**YOUR GOAL:**
Find the lines below that contain the string "from". Copy each one.

**Collection entries:**
== Segment start ==
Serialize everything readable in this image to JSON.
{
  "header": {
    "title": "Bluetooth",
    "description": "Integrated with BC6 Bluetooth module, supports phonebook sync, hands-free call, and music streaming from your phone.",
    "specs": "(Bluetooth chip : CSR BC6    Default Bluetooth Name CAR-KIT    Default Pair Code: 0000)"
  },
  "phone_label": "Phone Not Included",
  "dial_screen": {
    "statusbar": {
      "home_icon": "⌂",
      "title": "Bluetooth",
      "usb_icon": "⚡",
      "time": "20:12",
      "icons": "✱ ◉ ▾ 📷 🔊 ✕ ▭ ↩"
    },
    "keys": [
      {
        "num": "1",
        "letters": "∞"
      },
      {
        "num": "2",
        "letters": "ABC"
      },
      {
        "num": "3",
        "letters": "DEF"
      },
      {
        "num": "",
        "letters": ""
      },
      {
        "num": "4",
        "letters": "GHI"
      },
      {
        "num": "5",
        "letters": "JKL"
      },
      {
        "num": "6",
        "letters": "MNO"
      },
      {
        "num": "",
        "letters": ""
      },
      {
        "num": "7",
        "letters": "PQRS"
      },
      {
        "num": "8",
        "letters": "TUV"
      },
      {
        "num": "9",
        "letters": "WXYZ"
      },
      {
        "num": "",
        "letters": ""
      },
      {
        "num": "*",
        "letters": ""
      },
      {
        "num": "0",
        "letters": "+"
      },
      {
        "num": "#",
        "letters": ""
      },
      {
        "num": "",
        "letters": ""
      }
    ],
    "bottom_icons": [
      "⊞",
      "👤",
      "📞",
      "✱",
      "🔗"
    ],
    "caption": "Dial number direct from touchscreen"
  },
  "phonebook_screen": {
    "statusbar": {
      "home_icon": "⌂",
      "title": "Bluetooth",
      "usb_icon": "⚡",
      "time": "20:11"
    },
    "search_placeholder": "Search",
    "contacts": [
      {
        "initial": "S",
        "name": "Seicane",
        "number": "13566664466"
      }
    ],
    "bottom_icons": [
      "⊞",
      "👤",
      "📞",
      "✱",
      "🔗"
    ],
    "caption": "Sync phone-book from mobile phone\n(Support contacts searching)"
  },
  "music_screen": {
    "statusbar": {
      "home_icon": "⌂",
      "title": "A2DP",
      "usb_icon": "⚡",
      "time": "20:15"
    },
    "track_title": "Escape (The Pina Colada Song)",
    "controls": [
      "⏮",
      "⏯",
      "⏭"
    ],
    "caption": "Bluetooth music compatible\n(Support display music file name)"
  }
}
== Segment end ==
**ANSWER BOX:**
    "description": "Integrated with BC6 Bluetooth module, supports phonebook sync, hands-free call, and music streaming from your phone.",
    "caption": "Dial number direct from touchscreen"
    "caption": "Sync phone-book from mobile phone\n(Support contacts searching)"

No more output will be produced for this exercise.